We’d timed it right so that when we finished there the Cathedral Caves were now open (they only open for a few hours each day around low tide) so we headed over there to join the other tourists who had started to gather.

Cathedral Caves

After a brief spiel from the local caretaker, you pay your $5 each and head off down the trail. Just one thing – the caretaker was insistent about wearing shoes due to the slippery rocks. I did take some shoes but never actually needed them.

While it’s a trek down to the beach, it is definitely worth it. A wide expanse of a beach with an impressive cliff face punctured by the two holes of the U-shaped Cathedral Caves. Access requires a little negotiating (unless you’re content to just wade/swim down the middle) but it’s no problem – I even saw an old lady who had difficulty walking make it through fine.

It is dark inside – you can get by without a torch but using the light on your phone could be helpful. It’s basically a smooth sand walk but there is the odd rock. The caves have an impressive ceiling height so you won’t feel claustrophobic but I can imagine it would be scary getting trapped with an incoming tide.

Curio Bay

Curio Bay Penguins
Our accommodation for the night was the Lazy Dolphin lodge in Curio Bay. Situated right on the beach, it has private rooms (with shared facilities) for about $90/night. The aging building is fine for a night and offers great views from the upstairs balcony.

The Hector dolphins (the world’s smallest) that frequent the bay are playful and will happily swim around any who brave the cold water. Getting so close to these beautiful creatures you can appreciate their power as they speed through the water with ease.

Some other beautiful creatures we got to witness were the penguins that make their way up the beach after dark. There are several viewing areas, with the most popular being down the far end of Curio Bay near the campground.

While you’re in Curio Bay check out the petrified forest, although it’s nowhere near as scary (groan) as I thought it would be (penguins are known to come ashore here too).


Follow the SSR and you will pass by the Mataura river, home to like a million whitebaiting huts (some no bigger than an outside loo) – it gives you an idea how seriously they take catching those little things.

Before you hit Invercargill there’s a turnoff to Bluff – the southernmost town in NZ (if you exclude Stewart Island). Visiting Bluff is like going back to a simpler time in NZ’s past – old, turn of the century villas and quaint curio stores – one staffed by an elderly Hawaiin man escaping the rat race (mission accomplished).

Take the main road all the way to the end to see the famous sign that confirms you’ve reached the end of the world and stop for a coffee at the cafe.
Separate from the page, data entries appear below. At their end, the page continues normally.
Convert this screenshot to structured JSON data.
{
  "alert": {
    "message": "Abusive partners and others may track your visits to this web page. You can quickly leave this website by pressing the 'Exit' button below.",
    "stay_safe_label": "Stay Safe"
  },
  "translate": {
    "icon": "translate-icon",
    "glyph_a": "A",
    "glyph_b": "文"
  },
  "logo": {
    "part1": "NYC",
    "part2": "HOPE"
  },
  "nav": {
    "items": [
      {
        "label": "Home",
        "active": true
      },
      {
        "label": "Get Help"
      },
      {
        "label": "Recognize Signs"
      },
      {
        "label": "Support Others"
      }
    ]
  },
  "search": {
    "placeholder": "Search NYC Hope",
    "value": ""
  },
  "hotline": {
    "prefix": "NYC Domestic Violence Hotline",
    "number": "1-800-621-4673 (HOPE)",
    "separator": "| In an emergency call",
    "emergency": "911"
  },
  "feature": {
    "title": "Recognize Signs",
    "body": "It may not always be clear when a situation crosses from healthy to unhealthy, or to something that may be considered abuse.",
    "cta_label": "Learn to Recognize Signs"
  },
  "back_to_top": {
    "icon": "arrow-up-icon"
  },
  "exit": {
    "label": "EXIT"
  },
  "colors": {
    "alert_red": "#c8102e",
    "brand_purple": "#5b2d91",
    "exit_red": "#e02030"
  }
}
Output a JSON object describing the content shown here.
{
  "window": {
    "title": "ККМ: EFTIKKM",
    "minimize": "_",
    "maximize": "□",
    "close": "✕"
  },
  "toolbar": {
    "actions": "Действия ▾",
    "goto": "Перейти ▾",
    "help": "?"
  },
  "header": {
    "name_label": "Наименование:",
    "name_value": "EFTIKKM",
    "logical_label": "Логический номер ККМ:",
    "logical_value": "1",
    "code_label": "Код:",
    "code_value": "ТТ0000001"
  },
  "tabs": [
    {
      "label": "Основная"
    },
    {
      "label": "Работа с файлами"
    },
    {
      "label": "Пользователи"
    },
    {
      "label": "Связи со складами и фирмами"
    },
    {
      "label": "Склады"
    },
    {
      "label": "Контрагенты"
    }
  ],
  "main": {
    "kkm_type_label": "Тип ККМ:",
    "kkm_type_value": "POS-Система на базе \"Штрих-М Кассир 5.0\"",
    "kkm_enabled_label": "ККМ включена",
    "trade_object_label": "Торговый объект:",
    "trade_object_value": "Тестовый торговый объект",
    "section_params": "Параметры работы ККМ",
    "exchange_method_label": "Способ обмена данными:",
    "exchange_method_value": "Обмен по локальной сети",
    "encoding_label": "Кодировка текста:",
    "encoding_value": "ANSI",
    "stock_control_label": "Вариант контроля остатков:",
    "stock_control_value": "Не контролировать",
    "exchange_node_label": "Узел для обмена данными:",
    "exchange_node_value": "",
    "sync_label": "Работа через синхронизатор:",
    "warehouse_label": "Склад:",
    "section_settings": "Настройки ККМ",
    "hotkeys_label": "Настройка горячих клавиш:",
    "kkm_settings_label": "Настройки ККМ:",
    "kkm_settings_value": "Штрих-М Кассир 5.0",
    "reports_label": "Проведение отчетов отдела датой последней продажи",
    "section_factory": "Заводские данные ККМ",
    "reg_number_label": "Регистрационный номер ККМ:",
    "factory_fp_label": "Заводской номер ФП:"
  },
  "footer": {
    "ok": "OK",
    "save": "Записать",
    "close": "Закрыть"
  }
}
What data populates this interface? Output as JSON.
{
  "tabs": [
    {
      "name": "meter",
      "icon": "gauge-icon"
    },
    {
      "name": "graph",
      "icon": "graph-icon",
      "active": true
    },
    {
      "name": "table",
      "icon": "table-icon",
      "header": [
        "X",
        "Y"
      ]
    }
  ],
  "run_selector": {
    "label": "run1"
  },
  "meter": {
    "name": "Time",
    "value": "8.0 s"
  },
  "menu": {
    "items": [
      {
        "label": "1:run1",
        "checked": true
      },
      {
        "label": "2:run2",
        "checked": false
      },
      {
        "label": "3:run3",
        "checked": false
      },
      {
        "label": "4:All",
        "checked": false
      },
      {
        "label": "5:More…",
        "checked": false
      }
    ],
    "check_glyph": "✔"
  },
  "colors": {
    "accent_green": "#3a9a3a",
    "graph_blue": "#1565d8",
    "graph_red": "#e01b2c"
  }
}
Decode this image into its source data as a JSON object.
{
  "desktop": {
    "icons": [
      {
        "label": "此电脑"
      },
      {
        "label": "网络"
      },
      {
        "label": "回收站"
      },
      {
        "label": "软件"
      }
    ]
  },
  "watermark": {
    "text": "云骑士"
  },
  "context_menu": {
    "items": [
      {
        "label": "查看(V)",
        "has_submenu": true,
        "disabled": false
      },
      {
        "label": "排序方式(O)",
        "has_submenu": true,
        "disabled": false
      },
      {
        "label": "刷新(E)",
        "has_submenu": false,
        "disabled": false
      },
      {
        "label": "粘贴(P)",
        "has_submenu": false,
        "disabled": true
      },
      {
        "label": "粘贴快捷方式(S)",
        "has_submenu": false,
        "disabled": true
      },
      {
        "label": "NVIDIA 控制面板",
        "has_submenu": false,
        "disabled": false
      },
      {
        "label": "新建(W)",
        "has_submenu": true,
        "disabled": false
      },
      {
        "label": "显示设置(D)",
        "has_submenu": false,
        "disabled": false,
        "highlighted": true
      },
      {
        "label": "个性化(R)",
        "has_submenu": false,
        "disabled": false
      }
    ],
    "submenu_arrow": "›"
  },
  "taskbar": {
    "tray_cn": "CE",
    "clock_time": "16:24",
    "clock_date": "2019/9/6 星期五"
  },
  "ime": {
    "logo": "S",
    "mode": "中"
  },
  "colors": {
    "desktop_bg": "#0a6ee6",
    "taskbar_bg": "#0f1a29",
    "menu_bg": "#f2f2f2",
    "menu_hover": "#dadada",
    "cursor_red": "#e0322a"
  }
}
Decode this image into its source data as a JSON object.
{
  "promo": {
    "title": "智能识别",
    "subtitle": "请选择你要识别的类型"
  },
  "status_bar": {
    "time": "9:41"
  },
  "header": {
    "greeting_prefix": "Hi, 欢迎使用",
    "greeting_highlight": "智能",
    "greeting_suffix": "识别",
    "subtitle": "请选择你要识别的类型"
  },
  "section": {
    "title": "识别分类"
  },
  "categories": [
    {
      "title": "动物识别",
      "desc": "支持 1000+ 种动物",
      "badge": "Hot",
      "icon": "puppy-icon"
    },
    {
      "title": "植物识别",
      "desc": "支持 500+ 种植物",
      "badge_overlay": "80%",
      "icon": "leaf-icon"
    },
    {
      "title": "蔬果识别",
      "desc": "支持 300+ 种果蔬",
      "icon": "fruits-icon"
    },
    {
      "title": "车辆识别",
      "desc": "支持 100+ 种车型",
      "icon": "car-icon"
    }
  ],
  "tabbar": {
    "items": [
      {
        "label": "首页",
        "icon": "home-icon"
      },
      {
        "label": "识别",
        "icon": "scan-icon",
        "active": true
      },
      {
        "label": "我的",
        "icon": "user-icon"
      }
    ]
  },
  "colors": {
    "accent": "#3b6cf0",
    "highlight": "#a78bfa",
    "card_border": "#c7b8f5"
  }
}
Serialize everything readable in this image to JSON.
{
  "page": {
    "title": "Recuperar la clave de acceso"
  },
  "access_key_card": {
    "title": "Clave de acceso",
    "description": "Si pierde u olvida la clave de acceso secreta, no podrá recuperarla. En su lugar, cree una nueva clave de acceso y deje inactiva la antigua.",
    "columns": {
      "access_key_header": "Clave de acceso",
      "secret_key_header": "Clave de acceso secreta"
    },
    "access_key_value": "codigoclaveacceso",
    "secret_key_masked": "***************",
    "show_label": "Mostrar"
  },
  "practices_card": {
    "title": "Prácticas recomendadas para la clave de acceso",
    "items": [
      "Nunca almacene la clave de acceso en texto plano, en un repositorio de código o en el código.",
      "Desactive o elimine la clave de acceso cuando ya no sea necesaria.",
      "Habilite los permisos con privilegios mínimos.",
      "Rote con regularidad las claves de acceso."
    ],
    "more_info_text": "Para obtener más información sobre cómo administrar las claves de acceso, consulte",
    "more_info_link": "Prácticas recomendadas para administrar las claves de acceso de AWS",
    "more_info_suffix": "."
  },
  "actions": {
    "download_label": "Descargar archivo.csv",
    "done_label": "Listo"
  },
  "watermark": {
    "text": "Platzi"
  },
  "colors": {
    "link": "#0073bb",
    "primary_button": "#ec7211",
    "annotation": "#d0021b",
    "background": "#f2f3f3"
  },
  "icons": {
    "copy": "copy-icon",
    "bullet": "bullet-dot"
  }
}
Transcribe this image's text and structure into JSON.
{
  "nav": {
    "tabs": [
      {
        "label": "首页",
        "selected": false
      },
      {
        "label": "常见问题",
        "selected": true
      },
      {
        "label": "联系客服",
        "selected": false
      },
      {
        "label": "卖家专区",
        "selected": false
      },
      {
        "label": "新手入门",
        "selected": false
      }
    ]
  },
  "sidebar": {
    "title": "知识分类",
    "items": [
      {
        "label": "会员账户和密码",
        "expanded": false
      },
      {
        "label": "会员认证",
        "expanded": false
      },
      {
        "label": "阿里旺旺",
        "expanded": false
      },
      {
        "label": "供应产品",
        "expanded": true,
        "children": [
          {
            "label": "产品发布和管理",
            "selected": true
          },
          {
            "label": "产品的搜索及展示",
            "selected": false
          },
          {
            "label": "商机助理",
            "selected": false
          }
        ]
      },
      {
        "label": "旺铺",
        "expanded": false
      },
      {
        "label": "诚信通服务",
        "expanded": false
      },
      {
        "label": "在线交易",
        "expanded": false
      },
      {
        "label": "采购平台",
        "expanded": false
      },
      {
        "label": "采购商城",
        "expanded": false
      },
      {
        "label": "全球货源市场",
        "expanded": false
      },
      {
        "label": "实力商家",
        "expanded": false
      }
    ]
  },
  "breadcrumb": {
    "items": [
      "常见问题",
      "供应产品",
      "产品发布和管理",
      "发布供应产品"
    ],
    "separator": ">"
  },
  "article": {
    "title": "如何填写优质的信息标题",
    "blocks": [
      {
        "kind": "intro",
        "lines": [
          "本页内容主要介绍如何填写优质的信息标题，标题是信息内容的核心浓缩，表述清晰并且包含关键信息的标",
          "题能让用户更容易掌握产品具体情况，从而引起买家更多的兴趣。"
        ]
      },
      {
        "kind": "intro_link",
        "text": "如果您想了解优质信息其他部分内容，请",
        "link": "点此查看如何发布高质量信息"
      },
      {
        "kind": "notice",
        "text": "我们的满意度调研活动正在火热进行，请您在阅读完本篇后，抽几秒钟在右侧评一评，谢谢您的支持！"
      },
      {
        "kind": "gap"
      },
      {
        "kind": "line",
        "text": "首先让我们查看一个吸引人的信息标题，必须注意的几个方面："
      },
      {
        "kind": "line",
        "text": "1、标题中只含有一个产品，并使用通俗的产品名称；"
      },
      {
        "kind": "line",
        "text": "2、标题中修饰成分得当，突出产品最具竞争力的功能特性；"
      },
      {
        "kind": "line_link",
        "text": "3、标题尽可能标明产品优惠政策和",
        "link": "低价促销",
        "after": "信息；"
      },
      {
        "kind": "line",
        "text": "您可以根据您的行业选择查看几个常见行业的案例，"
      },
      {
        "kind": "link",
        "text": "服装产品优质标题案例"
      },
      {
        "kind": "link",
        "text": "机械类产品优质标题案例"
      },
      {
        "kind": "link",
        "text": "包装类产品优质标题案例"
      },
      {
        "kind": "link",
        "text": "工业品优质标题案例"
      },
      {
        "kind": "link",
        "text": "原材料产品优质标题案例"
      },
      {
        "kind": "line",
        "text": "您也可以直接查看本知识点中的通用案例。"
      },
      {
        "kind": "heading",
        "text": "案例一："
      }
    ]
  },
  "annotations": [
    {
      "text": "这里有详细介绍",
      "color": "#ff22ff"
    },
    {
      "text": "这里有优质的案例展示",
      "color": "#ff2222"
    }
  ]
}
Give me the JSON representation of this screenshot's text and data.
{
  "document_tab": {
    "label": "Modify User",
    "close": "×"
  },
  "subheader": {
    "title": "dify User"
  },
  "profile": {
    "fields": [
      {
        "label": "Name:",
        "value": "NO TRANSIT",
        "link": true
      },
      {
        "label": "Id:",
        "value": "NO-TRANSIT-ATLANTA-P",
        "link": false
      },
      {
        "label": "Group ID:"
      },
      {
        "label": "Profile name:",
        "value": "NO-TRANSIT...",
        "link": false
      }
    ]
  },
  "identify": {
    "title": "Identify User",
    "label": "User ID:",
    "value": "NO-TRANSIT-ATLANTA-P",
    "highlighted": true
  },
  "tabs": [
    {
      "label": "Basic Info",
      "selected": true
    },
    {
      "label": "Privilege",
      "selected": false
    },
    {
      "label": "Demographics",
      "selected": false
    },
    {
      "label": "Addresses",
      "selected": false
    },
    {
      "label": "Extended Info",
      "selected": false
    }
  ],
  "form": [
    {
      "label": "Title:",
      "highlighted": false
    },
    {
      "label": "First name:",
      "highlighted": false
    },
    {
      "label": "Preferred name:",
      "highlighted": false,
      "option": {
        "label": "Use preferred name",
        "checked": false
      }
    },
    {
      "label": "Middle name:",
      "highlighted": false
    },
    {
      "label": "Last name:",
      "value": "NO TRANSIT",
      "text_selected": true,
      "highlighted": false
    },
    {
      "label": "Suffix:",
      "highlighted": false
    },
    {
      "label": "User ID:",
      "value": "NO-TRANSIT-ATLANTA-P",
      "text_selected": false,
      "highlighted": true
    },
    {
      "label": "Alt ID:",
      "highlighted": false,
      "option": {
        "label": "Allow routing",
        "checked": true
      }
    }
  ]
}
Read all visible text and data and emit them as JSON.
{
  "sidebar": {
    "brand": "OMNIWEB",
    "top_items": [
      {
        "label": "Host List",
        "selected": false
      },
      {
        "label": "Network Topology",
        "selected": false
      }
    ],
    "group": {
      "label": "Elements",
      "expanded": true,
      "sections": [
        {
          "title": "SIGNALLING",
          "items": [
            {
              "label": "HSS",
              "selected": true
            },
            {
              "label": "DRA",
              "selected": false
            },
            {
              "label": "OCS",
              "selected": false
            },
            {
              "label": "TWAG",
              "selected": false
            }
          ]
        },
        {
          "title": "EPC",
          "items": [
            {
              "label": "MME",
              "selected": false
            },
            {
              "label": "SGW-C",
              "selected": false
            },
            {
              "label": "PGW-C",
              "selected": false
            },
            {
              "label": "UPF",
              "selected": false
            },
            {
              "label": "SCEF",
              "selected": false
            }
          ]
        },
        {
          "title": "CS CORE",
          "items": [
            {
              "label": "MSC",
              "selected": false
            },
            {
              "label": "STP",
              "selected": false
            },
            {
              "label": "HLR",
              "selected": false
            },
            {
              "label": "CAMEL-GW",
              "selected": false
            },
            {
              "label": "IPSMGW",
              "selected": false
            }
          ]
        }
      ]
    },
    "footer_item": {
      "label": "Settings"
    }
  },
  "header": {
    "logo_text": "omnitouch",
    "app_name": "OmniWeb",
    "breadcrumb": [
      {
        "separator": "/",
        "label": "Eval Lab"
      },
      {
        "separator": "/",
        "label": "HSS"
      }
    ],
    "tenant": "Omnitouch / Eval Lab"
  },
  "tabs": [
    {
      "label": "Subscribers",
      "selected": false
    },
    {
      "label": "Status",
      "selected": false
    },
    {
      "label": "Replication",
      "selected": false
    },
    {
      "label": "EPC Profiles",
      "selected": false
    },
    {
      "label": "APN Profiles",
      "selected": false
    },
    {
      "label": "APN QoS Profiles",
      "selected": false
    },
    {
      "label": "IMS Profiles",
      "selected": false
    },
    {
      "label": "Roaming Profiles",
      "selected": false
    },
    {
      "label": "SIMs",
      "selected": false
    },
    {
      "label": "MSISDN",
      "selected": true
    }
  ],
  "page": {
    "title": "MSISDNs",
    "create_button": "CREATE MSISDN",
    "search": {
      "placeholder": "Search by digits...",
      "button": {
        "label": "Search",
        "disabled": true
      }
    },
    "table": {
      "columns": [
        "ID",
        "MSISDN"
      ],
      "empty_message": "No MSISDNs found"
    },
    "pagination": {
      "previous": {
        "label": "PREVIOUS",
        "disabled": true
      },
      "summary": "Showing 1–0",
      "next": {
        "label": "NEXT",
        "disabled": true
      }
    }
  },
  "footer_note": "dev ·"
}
There’s also a lookout at the top of Bluff’s namesake with almost 360 degree views of the surrounding area.

Ship Graveyard

We stopped at the Ship’s Graveyard on the way out of Bluff – a resting ground for boats that once had illustrious careers and now had to endure an ignominious end. To see all the boats it’s best to visit at low tide.

We basically drove straight through Invercargill (no offence!) and on to our next night’s accommodation in Riverton, an idyllic seaside town that is stunning on a nice day (but quite likely horrid on a bad one). There are plenty of great picnic spots, beaches for miles and cafes to sample – I suspect this is a popular holiday destination for families over the summer break.

We carried on the next day following the SSR along the coast and then on its way inland, arriving at Lake Manapouri, the jumping off point to Doubtful Sound and the Manapouri powerstation, neither of which we did. Turns out it’s also a great spot for a picnic and swim lakeside. Done.

Doing the Southland Scenic Route
Tagged on: